▸ **Exercise**: In the data below, how many lines contain the string "heading"? Give only the figure.

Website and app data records
※ ※ ※
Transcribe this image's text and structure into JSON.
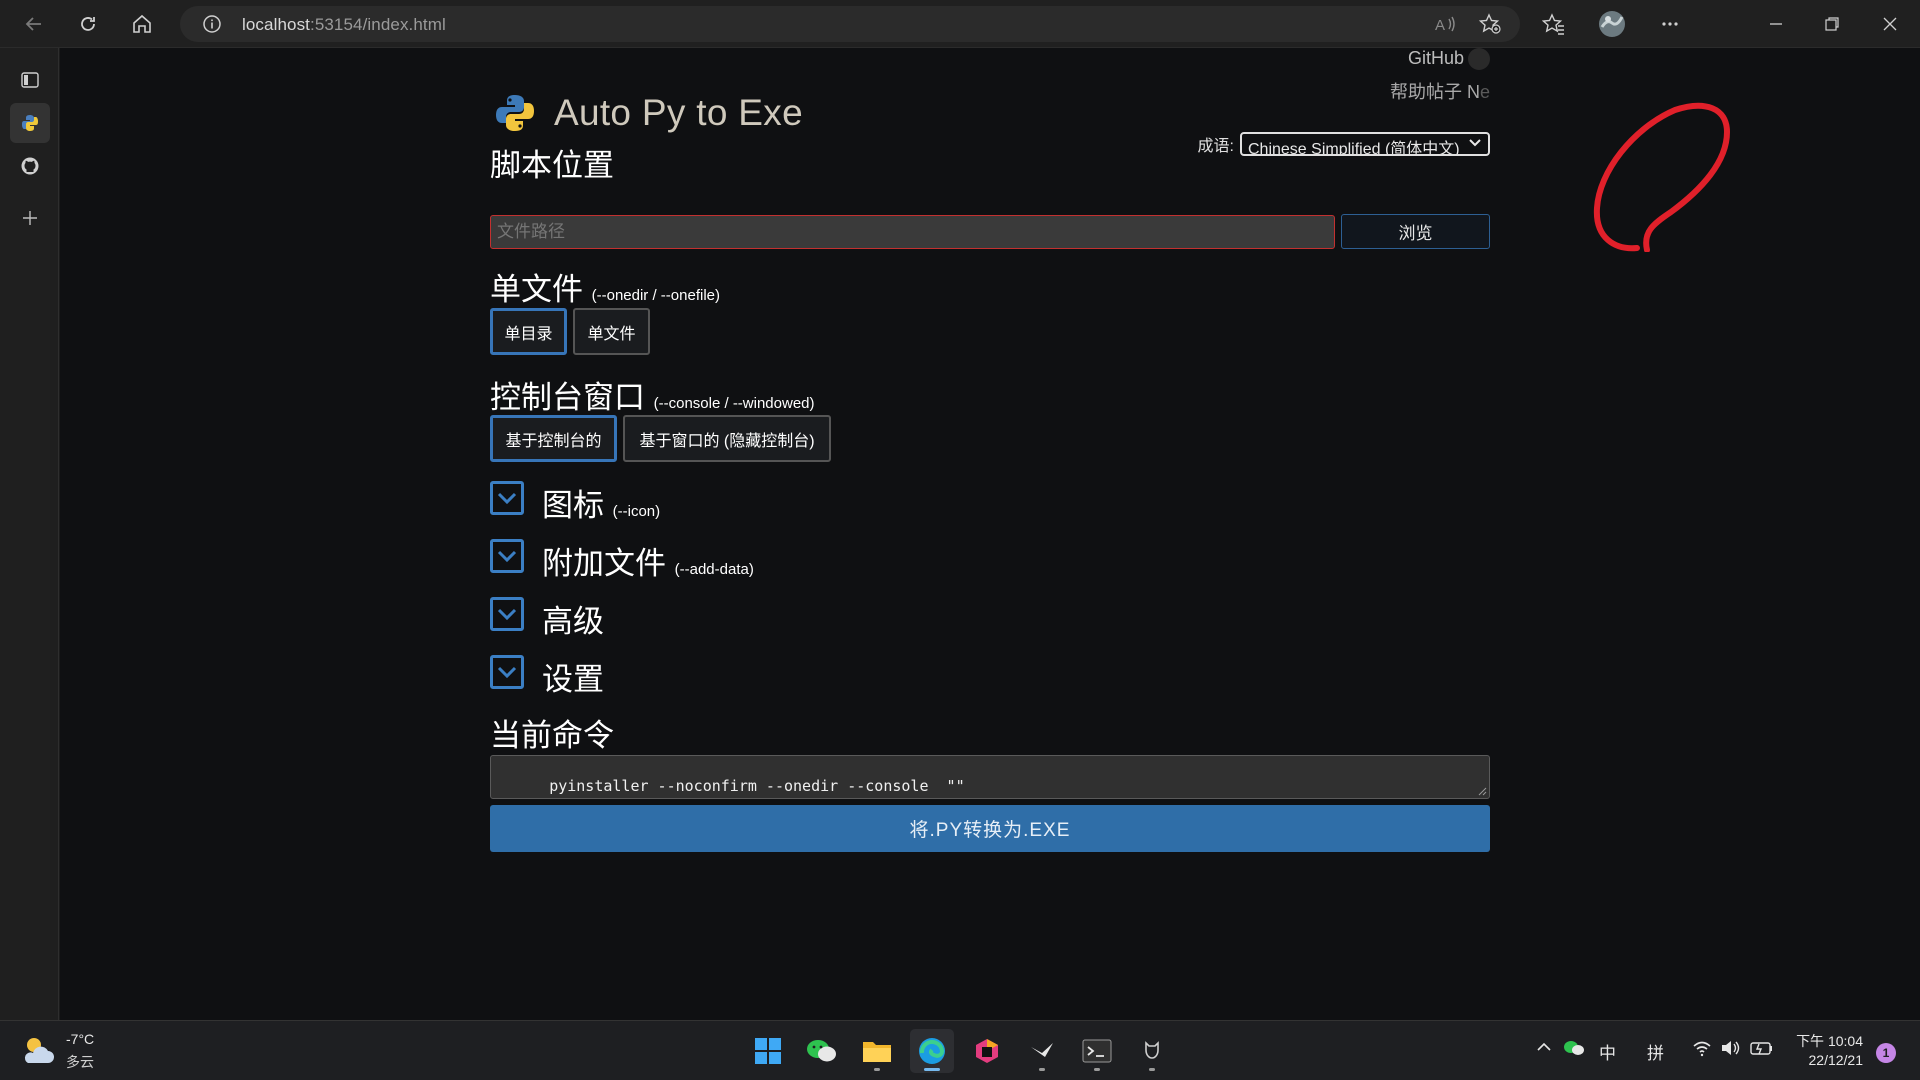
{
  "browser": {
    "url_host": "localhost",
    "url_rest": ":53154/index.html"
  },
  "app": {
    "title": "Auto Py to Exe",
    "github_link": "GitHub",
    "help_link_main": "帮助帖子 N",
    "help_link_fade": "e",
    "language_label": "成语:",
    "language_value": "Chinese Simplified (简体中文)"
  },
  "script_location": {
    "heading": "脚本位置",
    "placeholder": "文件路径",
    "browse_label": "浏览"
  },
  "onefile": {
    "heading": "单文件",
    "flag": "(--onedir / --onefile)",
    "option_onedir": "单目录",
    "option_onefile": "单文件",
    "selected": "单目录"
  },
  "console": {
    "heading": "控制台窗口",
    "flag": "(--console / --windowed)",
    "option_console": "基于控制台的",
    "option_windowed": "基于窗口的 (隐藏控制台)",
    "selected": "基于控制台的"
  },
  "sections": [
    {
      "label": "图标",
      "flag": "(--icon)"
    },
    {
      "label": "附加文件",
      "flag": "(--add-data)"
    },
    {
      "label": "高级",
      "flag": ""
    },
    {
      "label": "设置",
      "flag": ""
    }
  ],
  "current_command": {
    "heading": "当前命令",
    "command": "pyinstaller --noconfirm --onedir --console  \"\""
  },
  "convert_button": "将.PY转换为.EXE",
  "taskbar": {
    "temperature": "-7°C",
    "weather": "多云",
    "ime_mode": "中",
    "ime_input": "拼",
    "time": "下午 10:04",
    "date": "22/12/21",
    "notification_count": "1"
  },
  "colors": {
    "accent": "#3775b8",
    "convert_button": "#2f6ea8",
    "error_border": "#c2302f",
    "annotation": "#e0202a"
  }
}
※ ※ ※
▸ **Result for this task**: 4